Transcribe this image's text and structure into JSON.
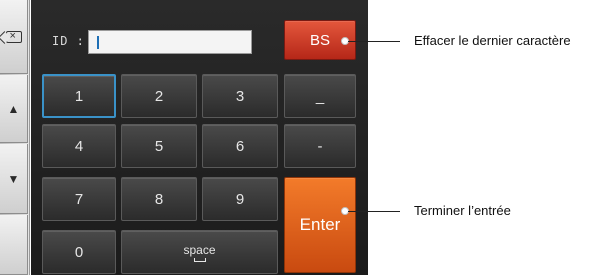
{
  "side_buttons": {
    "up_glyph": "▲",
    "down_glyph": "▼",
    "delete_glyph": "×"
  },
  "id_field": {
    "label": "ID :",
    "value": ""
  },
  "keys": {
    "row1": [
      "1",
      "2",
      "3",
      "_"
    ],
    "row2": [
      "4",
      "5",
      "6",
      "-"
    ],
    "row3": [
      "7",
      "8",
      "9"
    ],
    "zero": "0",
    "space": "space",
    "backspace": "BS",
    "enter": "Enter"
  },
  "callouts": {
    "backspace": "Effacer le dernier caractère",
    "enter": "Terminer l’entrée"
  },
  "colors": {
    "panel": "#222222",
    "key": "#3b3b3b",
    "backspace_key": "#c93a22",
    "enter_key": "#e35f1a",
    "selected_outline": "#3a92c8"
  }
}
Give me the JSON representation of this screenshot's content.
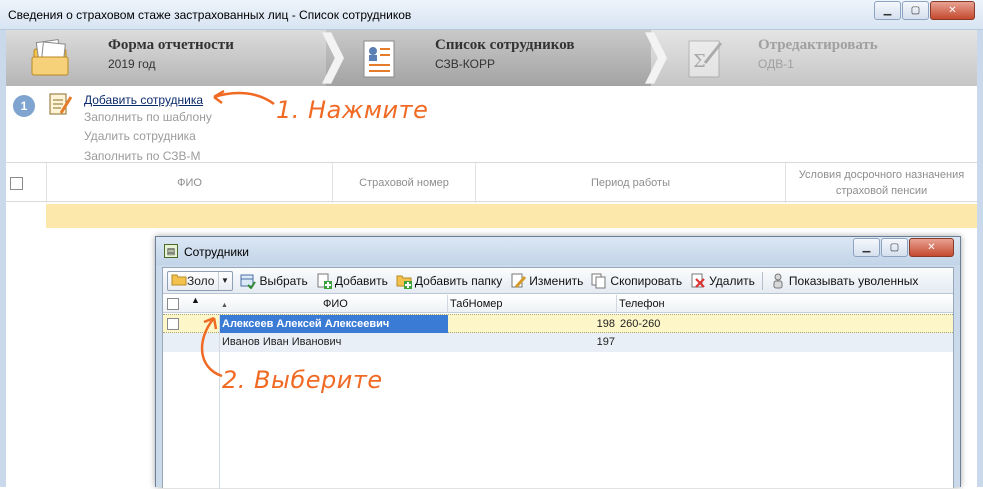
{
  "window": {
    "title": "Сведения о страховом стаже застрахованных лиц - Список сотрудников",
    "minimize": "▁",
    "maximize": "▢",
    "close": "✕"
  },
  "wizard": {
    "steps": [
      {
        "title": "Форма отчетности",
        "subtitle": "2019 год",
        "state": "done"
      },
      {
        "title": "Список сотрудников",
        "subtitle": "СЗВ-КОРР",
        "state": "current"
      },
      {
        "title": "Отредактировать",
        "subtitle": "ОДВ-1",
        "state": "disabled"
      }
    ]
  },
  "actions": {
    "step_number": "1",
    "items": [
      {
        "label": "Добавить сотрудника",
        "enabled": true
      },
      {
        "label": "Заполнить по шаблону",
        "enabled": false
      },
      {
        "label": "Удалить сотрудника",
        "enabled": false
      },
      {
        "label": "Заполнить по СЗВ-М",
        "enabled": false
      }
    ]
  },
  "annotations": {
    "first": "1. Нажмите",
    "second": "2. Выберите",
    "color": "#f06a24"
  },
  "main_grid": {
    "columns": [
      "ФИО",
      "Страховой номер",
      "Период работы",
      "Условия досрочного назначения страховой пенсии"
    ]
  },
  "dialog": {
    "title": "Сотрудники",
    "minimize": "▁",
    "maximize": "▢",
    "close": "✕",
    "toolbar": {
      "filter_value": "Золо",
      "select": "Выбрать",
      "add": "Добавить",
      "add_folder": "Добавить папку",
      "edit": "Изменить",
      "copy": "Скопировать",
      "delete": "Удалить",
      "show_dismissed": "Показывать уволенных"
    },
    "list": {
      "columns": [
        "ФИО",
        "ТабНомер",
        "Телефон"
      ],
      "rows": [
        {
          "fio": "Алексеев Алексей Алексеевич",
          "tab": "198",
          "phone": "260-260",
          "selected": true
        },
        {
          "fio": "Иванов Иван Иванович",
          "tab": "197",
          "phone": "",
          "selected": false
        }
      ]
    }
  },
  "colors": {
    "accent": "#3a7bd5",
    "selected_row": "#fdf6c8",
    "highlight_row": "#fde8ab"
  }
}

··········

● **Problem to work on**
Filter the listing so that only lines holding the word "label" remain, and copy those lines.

● **Response**
    "label": "ID :",
        "label": "Добавить сотрудника",
        "label": "Заполнить по шаблону",
        "label": "Удалить сотрудника",
        "label": "Заполнить по СЗВ-М",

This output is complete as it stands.